And wherever the original species hails from, even across diverse geographical distances, climes and situations, most can accommodate our heavy-handed efforts to grow them in much more standardised conditions, subject to meeting their basic needs – so I think it is time to give them a go!
I shall be reading more now and have provided links to several sources, many from my favourite gardening writers in the Telegraph archives, and elsewhere. If you have an interest, have s scroll down and see what else you can learn about these little treasures and look through my own archive – using the search box or the tags on the left hand side (they are on the left, aren’t they?) for more galleries and show reports.
The RHS Early Spring show this year is on the 13th and 14th February –
Finally, a little glimpse inside the Davies Alpine House ….
LINKS AND OTHER READING (yes, the Telegraph is in here too)
Meet the experts guided tours
Meet Kew’s horticultural and science staff and find out about their work behind the scenes. January’s tours will be all about snowdrops. Every Tuesday at 11.30am.
Event detailsTuesdays at 11.30am, tour lasts about 90 minutesVenue:Meet at the Information desk (by Victoria Plaza café) at 11.15am, max 15 people per tourPrice:
Included with entry price to the Gardens
During the guided tour you’ll meet Kew’s knowledgeable and enthusiastic staff and visit areas of the Gardens not normally seen by the public. You’ll gain an insight into different aspects of work that Kew undertakes in areas of science, horticulture and conservation.
Depending on the featured plant or fungus the tour could include a visit to the Jodrell Laboratory, the Herbarium or one of our Nurseries. You’ll see how Kew’s research can be used to help people across the globe, for example with re-forestation or finding alternative crops for farming in remote areas.
Tours will be mainly outside, but you may be taken to different areas behind the scenes at Kew. All locations are wheelchair accessible.

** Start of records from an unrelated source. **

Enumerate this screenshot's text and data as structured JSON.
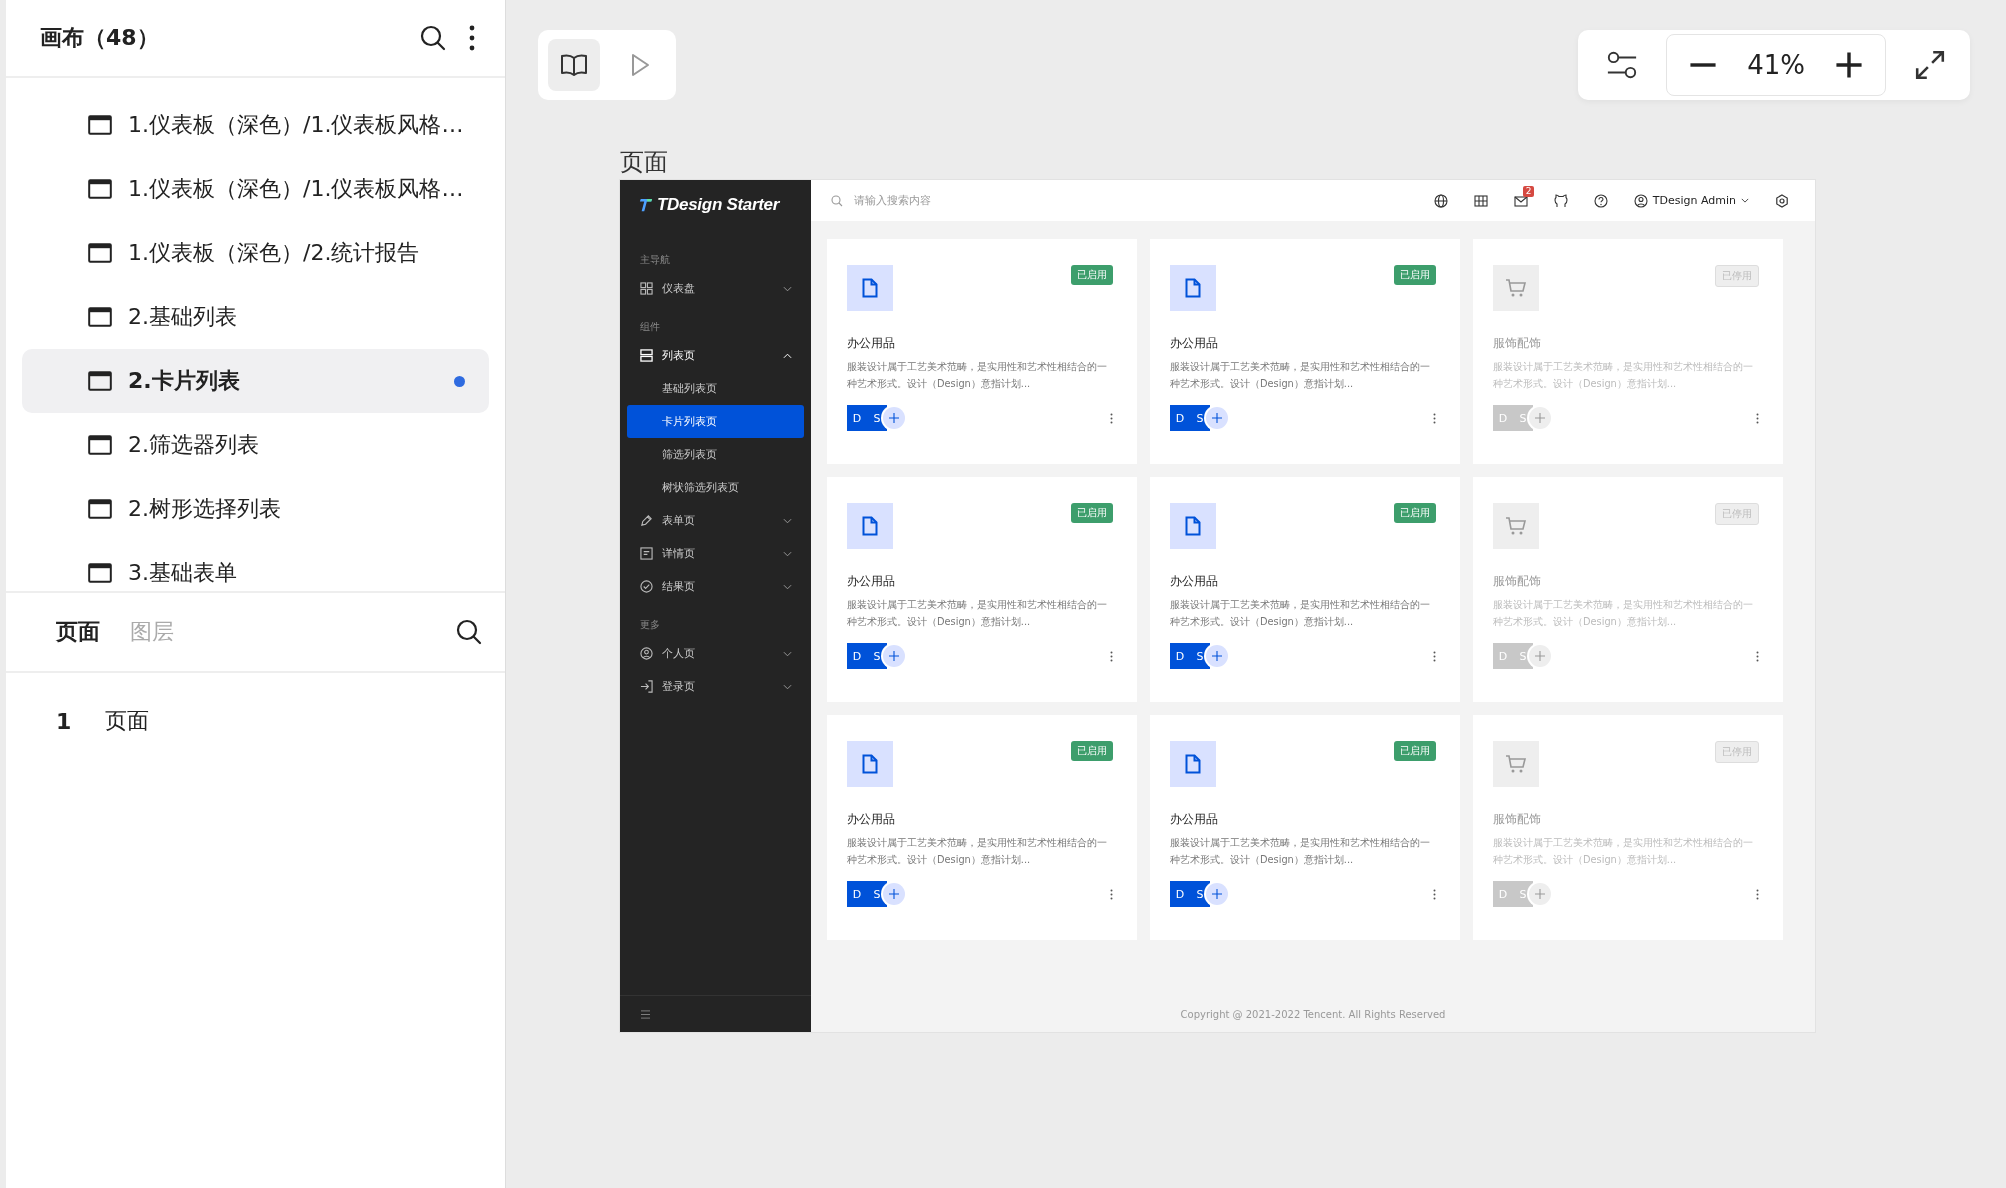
{
  "canvas_panel": {
    "title": "画布（48）",
    "items": [
      {
        "label": "1.仪表板（深色）/1.仪表板风格…",
        "selected": false,
        "dot": false
      },
      {
        "label": "1.仪表板（深色）/1.仪表板风格…",
        "selected": false,
        "dot": false
      },
      {
        "label": "1.仪表板（深色）/2.统计报告",
        "selected": false,
        "dot": false
      },
      {
        "label": "2.基础列表",
        "selected": false,
        "dot": false
      },
      {
        "label": "2.卡片列表",
        "selected": true,
        "dot": true
      },
      {
        "label": "2.筛选器列表",
        "selected": false,
        "dot": false
      },
      {
        "label": "2.树形选择列表",
        "selected": false,
        "dot": false
      },
      {
        "label": "3.基础表单",
        "selected": false,
        "dot": false
      }
    ]
  },
  "bottom_tabs": [
    {
      "label": "页面",
      "selected": true
    },
    {
      "label": "图层",
      "selected": false
    }
  ],
  "pages": [
    {
      "number": "1",
      "label": "页面"
    }
  ],
  "view_modes": [
    {
      "selected": true
    },
    {
      "selected": false
    }
  ],
  "zoom": "41%",
  "frame_label": "页面",
  "app": {
    "logo": "TDesign Starter",
    "nav": [
      {
        "kind": "group",
        "label": "主导航"
      },
      {
        "kind": "item",
        "label": "仪表盘",
        "expanded": false
      },
      {
        "kind": "group",
        "label": "组件"
      },
      {
        "kind": "item",
        "label": "列表页",
        "expanded": true
      },
      {
        "kind": "sub",
        "label": "基础列表页",
        "selected": false
      },
      {
        "kind": "sub",
        "label": "卡片列表页",
        "selected": true
      },
      {
        "kind": "sub",
        "label": "筛选列表页",
        "selected": false
      },
      {
        "kind": "sub",
        "label": "树状筛选列表页",
        "selected": false
      },
      {
        "kind": "item",
        "label": "表单页",
        "expanded": false
      },
      {
        "kind": "item",
        "label": "详情页",
        "expanded": false
      },
      {
        "kind": "item",
        "label": "结果页",
        "expanded": false
      },
      {
        "kind": "group",
        "label": "更多"
      },
      {
        "kind": "item",
        "label": "个人页",
        "expanded": false
      },
      {
        "kind": "item",
        "label": "登录页",
        "expanded": false
      }
    ],
    "search": {
      "placeholder": "请输入搜索内容"
    },
    "mail_badge": "2",
    "user": "TDesign Admin",
    "cards": [
      {
        "kind": "document",
        "title": "办公用品",
        "description": "服装设计属于工艺美术范畴，是实用性和艺术性相结合的一种艺术形式。设计（Design）意指计划...",
        "status": "已启用",
        "enabled": true,
        "avatars": [
          "D",
          "S"
        ]
      },
      {
        "kind": "document",
        "title": "办公用品",
        "description": "服装设计属于工艺美术范畴，是实用性和艺术性相结合的一种艺术形式。设计（Design）意指计划...",
        "status": "已启用",
        "enabled": true,
        "avatars": [
          "D",
          "S"
        ]
      },
      {
        "kind": "cart",
        "title": "服饰配饰",
        "description": "服装设计属于工艺美术范畴，是实用性和艺术性相结合的一种艺术形式。设计（Design）意指计划...",
        "status": "已停用",
        "enabled": false,
        "avatars": [
          "D",
          "S"
        ]
      },
      {
        "kind": "document",
        "title": "办公用品",
        "description": "服装设计属于工艺美术范畴，是实用性和艺术性相结合的一种艺术形式。设计（Design）意指计划...",
        "status": "已启用",
        "enabled": true,
        "avatars": [
          "D",
          "S"
        ]
      },
      {
        "kind": "document",
        "title": "办公用品",
        "description": "服装设计属于工艺美术范畴，是实用性和艺术性相结合的一种艺术形式。设计（Design）意指计划...",
        "status": "已启用",
        "enabled": true,
        "avatars": [
          "D",
          "S"
        ]
      },
      {
        "kind": "cart",
        "title": "服饰配饰",
        "description": "服装设计属于工艺美术范畴，是实用性和艺术性相结合的一种艺术形式。设计（Design）意指计划...",
        "status": "已停用",
        "enabled": false,
        "avatars": [
          "D",
          "S"
        ]
      },
      {
        "kind": "document",
        "title": "办公用品",
        "description": "服装设计属于工艺美术范畴，是实用性和艺术性相结合的一种艺术形式。设计（Design）意指计划...",
        "status": "已启用",
        "enabled": true,
        "avatars": [
          "D",
          "S"
        ]
      },
      {
        "kind": "document",
        "title": "办公用品",
        "description": "服装设计属于工艺美术范畴，是实用性和艺术性相结合的一种艺术形式。设计（Design）意指计划...",
        "status": "已启用",
        "enabled": true,
        "avatars": [
          "D",
          "S"
        ]
      },
      {
        "kind": "cart",
        "title": "服饰配饰",
        "description": "服装设计属于工艺美术范畴，是实用性和艺术性相结合的一种艺术形式。设计（Design）意指计划...",
        "status": "已停用",
        "enabled": false,
        "avatars": [
          "D",
          "S"
        ]
      }
    ],
    "footer": "Copyright @ 2021-2022 Tencent. All Rights Reserved"
  }
}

Snowdrops (Galanthus) belong to a small genus with only 20 species, but have over 500 cultivars making them very important horticulturally.
The ‘common’ snowdrop seen in the British Isles is Galanthus nivalis. It originally comes from southern areas of Europe but can now be found growing wild in many places across Britain. It was most likely introduced to Britain in the early 16th century.
Snowdrops at Kew
Kew holds a large collection of snowdrops with nearly all the known species represented in both the living collections and in dried specimens in the Herbarium. You can also see significant numbers of cultivated Galanthus across the Gardens.
The Rock Garden is home to most of the snowdrop collection, with several also growing in the Davies Alpine House. Horticultural staff propagate snowdrop species in the Alpine Nursery.
The chemistry of snowdrops
The alkaloid galanthamine, used as a treatment for Alzheimer’s disease symptoms, is produced from the snowdrop Galanthus woronowii. This and other alkaloids found in the plant are toxic if consumed. There have been many cases of poisoning when bulbs have been accidentally eaten.
Galanthus is just one example of a plant that produces potentially useful substances for the treatment of neurological diseases and disorders. Many others are now being investigated, with Kew scientist Dr Melanie-Jayne Howes leading this area of research.
Habitat destruction and collecting for the horticultural trade is threatening the survival of many Galanthus species in nature. Galanthus is the most heavily traded wild-collected bulb genus in the world, but trade in wild specimens is now being restricted.
And yet more reading …